- Chalk Park: a 38-hectare park near Gravesend
- Tilbury Fields: a 48-hectare park overlooking the Thames in Thurrock
- Over 260 hectares of new woodland – in addition to the new 100-hectare community woodland being created in partnership with Forestry England, near Great Warley in Brentwood
- 46km of new and improved footpaths, bridleways, and cycle routes, as well as 120% more hedgerows, 40% more ponds, 10% more ditches, and seven new green bridges
- The proposed locations of the construction and utility compounds, and temporary construction roads
- A summary of the predicted impact of the project during construction and operation on topics ranging from local traffic, public transport and cycle paths to air quality, noise and vibration
Matt Palmer, Executive Director for Lower Thames Crossing, said:
“The Lower Thames Crossing is the most ambitious road scheme in a generation. The new, reliable connection would improve access to hundreds of thousands of additional jobs, offer new opportunities for local businesses, and create and connect new green spaces that are so important for wildlife and local communities.
“The feedback has been crucial in helping us design a scheme that brings the most benefit to local communities whilst reducing its impact. This further consultation is another opportunity for people to have their say before we submit our planning application at the end of the year. I would like to thank everyone in advance for once again giving us their time and feedback.”
The Lower Thames Crossing is a proposed new crossing that would almost double road capacity between Kent, Thurrock, Havering and Essex, bringing many benefits and new opportunities to those living and working there. It would ease congestion and improve air quality on the Dartford Crossing by diverting over 13 million vehicles away every year. It would help level up regions across the southeast by creating an additional, reliable connection between people, jobs, homes, and businesses, as well as support the region’s recovery from Covid by employing over 22,000 people during construction.
"The feedback has been crucial in helping us design a scheme that brings the most benefit to local communities whilst reducing its impact. This further consultation is another opportunity for people to have their say before we submit our planning application at the end of the year. I would like to thank everyone in advance for once again giving us their time and feedback."Matt Palmer, Executive Director

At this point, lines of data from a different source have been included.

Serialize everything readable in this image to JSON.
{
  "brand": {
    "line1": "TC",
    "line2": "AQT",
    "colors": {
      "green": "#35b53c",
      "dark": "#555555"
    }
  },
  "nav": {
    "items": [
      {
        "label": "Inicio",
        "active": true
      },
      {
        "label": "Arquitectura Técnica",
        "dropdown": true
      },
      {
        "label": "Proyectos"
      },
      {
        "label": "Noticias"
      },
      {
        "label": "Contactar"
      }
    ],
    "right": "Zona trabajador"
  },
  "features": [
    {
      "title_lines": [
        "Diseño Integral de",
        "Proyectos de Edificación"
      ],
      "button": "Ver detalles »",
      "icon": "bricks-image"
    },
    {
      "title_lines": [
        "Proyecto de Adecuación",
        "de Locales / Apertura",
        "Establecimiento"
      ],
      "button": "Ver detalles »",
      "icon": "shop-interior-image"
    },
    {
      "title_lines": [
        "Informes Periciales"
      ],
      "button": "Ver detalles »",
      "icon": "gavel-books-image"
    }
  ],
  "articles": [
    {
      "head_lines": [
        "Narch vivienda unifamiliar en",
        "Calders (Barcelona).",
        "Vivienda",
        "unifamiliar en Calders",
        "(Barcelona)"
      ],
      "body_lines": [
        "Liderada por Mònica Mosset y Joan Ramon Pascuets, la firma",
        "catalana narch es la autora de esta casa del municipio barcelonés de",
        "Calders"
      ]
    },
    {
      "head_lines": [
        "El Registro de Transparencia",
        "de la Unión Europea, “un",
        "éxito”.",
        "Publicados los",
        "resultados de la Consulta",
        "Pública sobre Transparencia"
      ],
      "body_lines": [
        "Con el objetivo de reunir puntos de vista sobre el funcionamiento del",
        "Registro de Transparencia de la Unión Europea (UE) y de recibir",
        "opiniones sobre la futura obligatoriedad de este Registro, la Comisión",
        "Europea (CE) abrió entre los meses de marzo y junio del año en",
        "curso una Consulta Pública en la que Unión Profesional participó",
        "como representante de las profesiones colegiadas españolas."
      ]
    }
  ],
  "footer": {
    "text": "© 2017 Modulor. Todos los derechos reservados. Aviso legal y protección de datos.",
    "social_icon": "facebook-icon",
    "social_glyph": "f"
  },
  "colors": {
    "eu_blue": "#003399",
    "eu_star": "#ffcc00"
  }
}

When the consultation closes, we will take some time to consider your feedback. We plan to submit a new application for a Development Consent Order later this year. This will start the 18 month consent process. If given the green light, construction is expected to start in 2024 and take around six years, leading to a revised road opening date between 2029 and 2030.